With a villain called Motherface (come on, how can anyone be serious with a name like that?) and a pack of frat boys, each and every one cast to reflect a certain stereotype, as the main characters, not to mention an absolute wealth of bizarre minor characters and scenarios, the level of detail involved here will reward multiple viewing as the jokes fly in really fast and hard and you are bound to miss a whole lot of them the first time around.
16. Cop Car (Jon Watt, USA)
Released in early August 2015, this is the most recent entry on this list, a film I saw just as I’m compiling and writing this list, and which is good enough to straight away muscle in and push out other contenders like Hyena and In Order Of Disappearance.
Genre fans would have probably heard of director Jon Watt before for his film Clown, which began as a fake trailer that cheekily (and falsely) put in Eli Roth’s name as its producer but then actually did manage to make that happen when Roth got wind of the trailer.
Clown itself is a contender for this list, but that all changed the minute I saw Watt’s new film Cop Car, as it marks the arrival of a confident and technically proficient genre director with not only a bold concept (i.e. two 10 year old runaway kids run into an abandoned cop car, and decided to take it for a joy ride) but also some seriously bold execution.
The 2 kids talk and behave like most curious and naughty 10 year olds would, and Watts’ marriage of their blissful innocence with the very real dangers of what seems to be a murdering dirty cop (Kevin Bacon again doing great work) and a surviving victim of that cop who’s hell bent on revenge has resulted in a beautifully tragic film that never forgets to keep its sense of humor intact. It’s admittedly all very slight, but that doesn’t prevent it from being absolutely unforgettable.
15. Everly (Joe Lynch, USA)
Genre fans have been alerted to the talents of director Joe Lynch even as early as his straight to video sequel, Wrong Turn 2: Dead End. But it’s with his previous film Knights Of Badassdom and his involvement with Adam Green and the TV series Holliston that his name has truly become one to look out for amongst the genre and midnight movie crowd.
There are some pretty scathing reviews out there for his latest film Everly, most of them totally missing the point that Everly is a throwback shoot-‘em-up action flick with nothing else on its mind than to provide the sight of a scantily clad Salma Hayek disposing off countless bad guys (and scantily clad bad girls) using any means necessary, but preferably using guns and a hail of bullets.
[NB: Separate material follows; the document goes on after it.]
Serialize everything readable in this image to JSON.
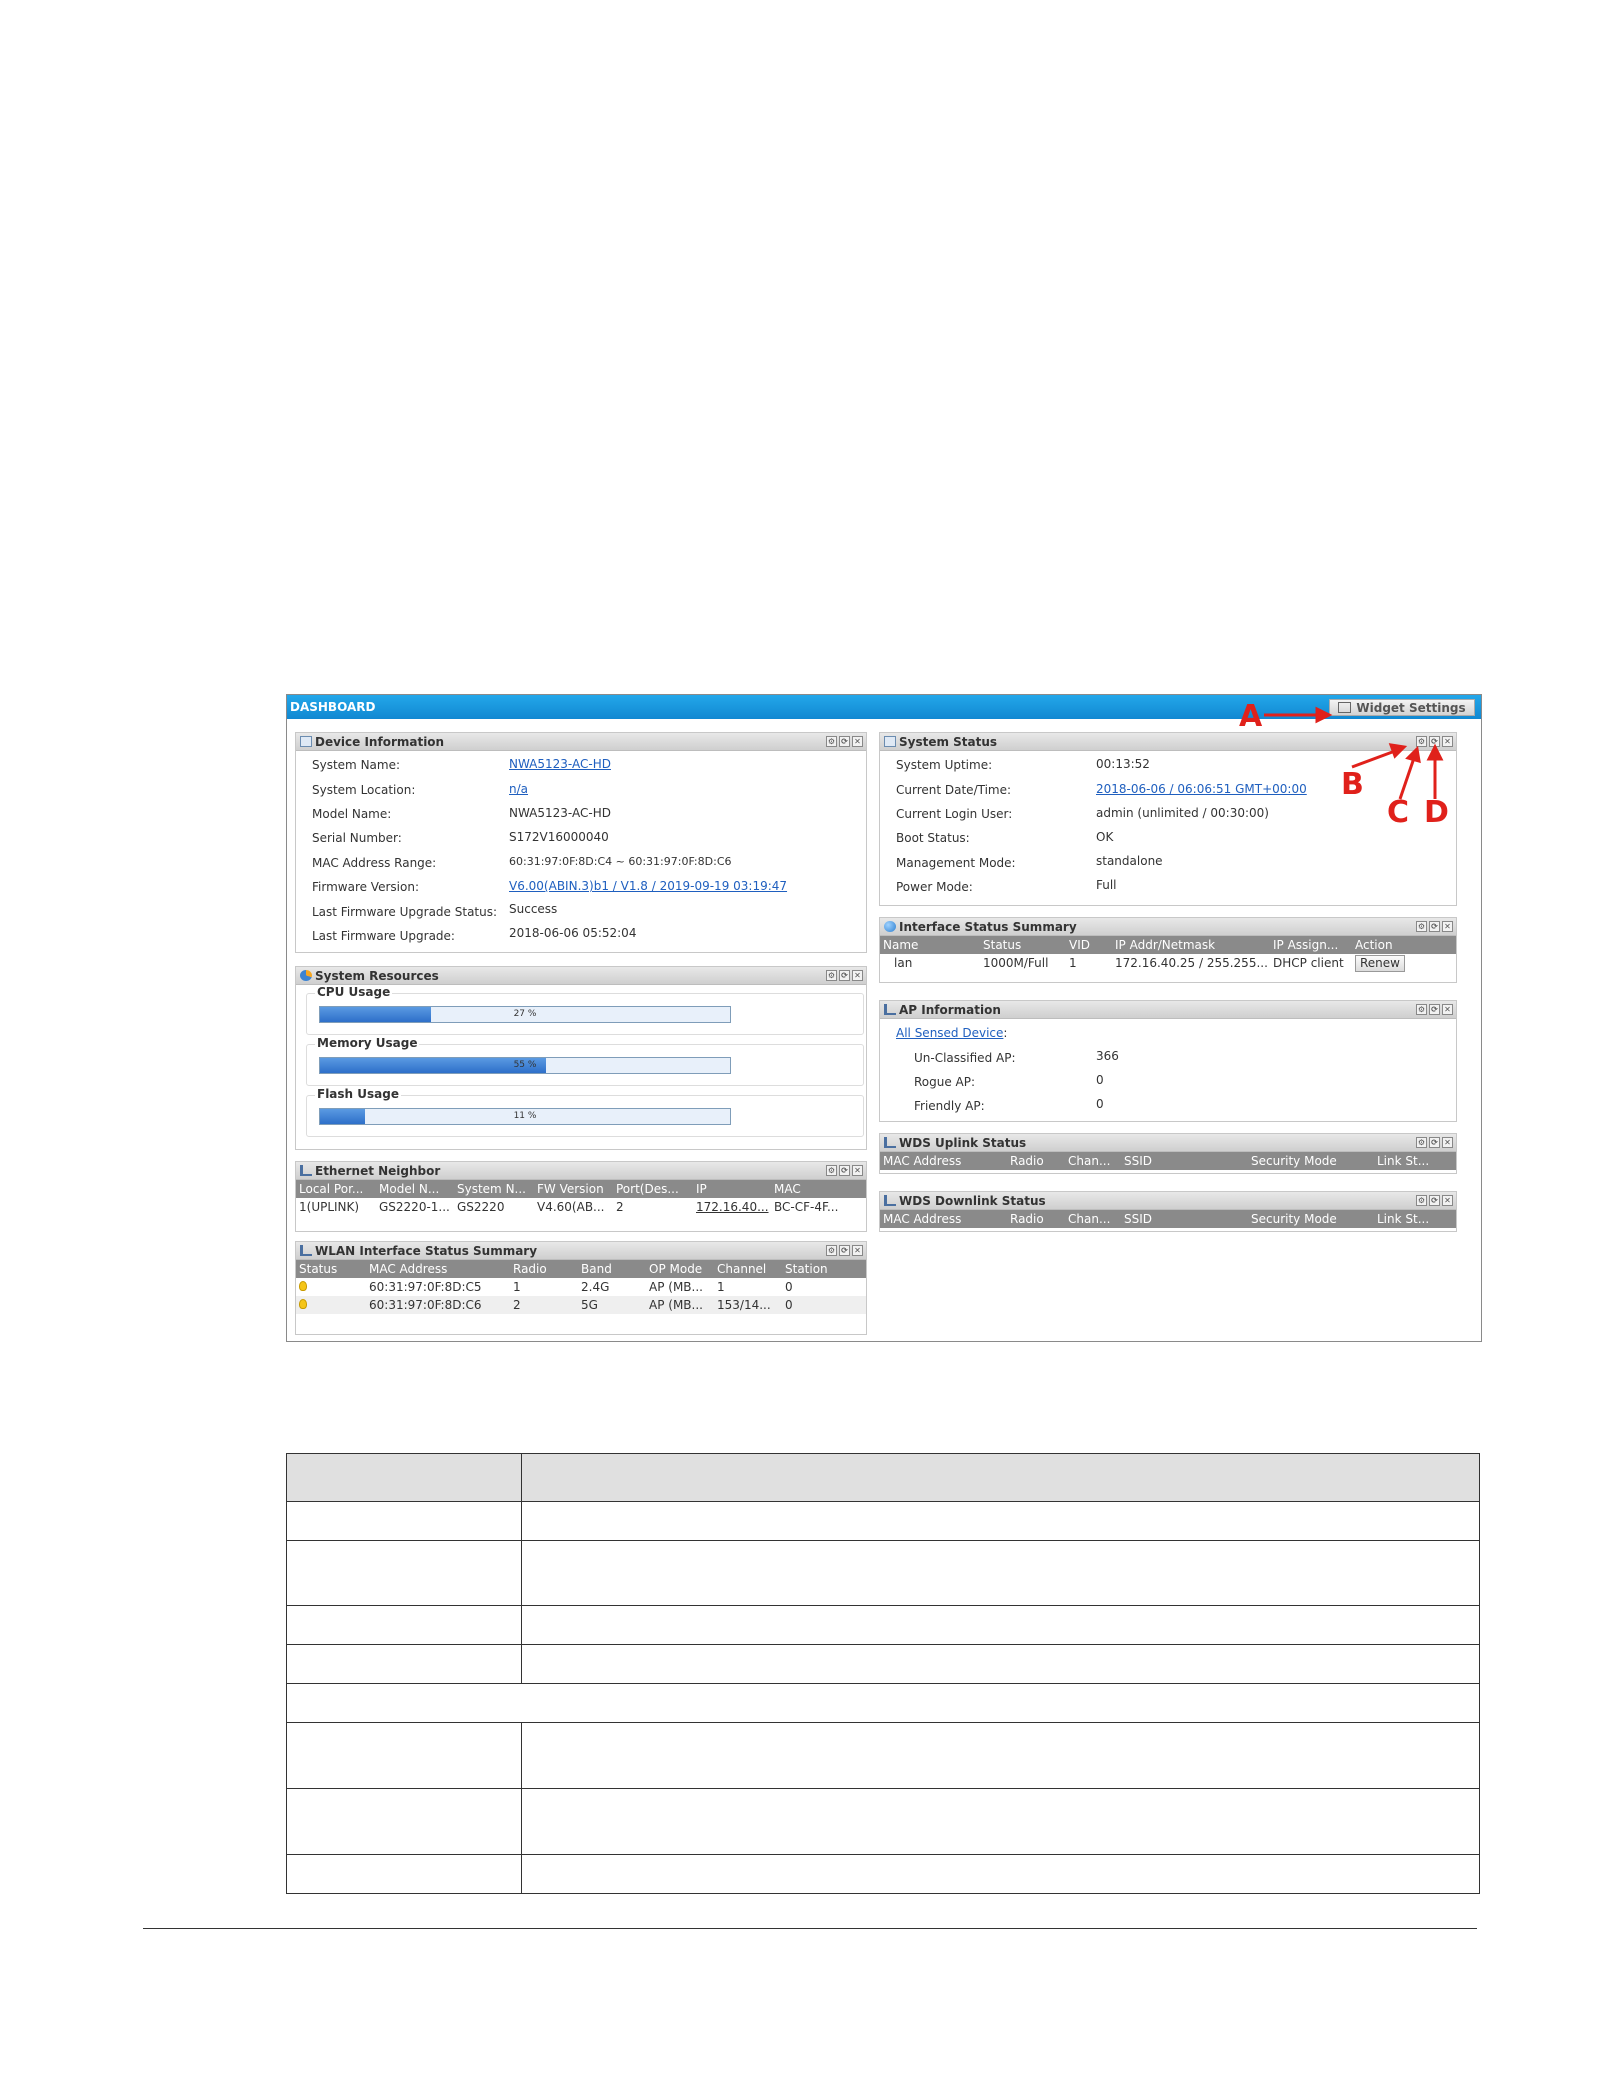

In short, this is the kind of slick neo-grindhouse flick that Quentin Tarantino and Robert Rodriguez wanted to make during their 90s heyday, and that a great many pretenders tried to make as well. The difference with this one and all those pretenders is that Everly quite simply kicks major ass.
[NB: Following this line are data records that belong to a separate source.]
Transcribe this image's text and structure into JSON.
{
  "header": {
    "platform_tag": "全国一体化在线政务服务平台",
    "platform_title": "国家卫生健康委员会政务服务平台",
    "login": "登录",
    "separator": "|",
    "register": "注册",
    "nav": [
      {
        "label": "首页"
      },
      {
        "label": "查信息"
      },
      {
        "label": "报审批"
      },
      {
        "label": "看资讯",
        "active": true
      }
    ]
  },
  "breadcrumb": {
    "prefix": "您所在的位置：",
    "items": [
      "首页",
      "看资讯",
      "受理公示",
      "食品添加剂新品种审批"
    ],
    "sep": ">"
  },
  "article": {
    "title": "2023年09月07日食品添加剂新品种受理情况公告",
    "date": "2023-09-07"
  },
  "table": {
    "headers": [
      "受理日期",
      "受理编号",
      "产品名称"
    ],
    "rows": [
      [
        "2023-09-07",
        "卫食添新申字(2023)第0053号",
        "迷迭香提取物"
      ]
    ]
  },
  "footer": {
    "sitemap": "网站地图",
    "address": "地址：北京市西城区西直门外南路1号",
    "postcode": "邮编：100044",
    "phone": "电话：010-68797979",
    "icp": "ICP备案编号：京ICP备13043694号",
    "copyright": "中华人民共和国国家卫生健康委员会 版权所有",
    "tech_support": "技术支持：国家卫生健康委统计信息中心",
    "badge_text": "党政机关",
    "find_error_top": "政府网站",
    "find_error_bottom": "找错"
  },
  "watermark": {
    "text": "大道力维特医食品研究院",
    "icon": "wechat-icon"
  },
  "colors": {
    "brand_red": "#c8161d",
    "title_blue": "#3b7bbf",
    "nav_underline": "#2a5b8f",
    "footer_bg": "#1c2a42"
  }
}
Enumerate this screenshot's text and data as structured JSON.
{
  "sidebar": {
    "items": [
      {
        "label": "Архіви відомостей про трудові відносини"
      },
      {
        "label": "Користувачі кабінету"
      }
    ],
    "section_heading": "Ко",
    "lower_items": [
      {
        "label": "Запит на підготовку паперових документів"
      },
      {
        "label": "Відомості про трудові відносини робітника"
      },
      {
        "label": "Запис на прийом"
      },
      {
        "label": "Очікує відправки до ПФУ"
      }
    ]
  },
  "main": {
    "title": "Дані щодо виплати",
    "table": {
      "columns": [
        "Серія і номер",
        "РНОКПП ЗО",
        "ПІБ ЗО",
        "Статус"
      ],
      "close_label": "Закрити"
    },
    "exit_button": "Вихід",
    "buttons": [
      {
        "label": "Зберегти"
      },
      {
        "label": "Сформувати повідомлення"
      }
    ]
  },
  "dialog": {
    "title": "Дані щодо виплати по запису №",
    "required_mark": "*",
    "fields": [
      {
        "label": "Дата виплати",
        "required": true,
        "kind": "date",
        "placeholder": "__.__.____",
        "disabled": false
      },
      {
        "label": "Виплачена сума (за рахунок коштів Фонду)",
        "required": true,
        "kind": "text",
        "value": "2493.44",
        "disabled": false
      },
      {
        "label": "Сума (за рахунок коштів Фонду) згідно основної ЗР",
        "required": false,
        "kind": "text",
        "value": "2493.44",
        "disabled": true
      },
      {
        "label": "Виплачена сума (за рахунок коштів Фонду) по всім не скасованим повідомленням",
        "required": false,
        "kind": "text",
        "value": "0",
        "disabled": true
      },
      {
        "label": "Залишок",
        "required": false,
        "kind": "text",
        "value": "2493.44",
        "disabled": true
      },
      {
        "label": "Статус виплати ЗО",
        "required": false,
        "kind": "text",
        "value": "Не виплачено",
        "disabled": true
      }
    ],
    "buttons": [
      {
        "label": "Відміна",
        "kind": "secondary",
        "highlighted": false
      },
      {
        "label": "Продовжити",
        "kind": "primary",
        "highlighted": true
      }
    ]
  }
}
With films of this kind, the real pleasure comes from enjoying the many colorful characters and many creative ways that the film devises to kill them, all of which Everly possesses in abundance, making it a truly enjoyable, albeit brainless, ride.